=== Records for processing ===
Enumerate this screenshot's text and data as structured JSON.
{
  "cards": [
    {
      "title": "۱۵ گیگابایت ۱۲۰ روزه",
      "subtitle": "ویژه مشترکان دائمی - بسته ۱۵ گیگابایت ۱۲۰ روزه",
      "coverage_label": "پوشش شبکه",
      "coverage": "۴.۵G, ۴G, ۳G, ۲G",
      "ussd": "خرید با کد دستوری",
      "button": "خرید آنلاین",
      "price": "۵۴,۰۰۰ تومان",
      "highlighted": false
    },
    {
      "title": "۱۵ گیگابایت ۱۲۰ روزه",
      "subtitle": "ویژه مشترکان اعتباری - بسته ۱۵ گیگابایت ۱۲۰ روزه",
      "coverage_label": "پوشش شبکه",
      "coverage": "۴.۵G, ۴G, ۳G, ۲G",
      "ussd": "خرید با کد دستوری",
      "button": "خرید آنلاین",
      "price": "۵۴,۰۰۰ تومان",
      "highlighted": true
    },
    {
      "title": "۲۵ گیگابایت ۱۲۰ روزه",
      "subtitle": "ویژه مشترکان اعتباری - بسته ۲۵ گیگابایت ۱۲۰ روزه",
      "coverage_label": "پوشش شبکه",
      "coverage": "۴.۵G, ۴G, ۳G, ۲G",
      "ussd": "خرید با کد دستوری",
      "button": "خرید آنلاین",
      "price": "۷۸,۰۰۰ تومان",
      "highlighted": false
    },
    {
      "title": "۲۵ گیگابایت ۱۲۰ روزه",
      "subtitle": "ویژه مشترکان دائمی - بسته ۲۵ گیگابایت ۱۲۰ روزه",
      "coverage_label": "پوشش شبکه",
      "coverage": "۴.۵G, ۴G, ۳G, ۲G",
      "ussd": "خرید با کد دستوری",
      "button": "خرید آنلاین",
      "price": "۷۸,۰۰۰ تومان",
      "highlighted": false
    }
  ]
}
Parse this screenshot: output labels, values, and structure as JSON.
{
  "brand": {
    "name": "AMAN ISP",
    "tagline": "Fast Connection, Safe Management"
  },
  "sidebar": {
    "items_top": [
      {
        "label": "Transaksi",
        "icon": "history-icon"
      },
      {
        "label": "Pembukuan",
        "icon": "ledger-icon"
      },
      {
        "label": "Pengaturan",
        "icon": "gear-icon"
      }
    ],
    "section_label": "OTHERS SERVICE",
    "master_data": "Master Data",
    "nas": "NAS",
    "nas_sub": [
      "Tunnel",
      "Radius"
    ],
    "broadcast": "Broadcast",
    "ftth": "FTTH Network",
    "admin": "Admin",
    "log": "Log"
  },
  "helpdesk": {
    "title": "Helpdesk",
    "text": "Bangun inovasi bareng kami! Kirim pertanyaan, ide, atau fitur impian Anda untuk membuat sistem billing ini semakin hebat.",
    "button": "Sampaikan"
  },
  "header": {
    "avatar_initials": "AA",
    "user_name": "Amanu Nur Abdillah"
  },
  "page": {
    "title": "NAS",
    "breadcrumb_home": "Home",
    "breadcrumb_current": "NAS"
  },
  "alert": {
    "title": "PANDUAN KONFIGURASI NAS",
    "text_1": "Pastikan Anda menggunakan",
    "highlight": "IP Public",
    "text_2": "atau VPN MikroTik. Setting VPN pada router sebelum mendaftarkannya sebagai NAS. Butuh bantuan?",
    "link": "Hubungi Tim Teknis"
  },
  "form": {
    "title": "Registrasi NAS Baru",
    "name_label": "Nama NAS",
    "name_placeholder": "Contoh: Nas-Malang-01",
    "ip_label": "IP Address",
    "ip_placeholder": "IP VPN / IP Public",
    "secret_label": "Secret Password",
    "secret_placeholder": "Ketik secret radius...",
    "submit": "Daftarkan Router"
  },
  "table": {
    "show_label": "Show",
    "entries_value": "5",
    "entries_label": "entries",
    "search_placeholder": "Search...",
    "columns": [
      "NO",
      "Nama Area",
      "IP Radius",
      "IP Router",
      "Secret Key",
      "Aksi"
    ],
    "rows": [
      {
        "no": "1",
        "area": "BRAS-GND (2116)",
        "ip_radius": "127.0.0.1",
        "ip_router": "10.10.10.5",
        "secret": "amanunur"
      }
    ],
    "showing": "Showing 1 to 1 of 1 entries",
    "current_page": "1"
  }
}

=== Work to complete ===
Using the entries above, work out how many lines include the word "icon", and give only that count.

=== Exercise response ===
3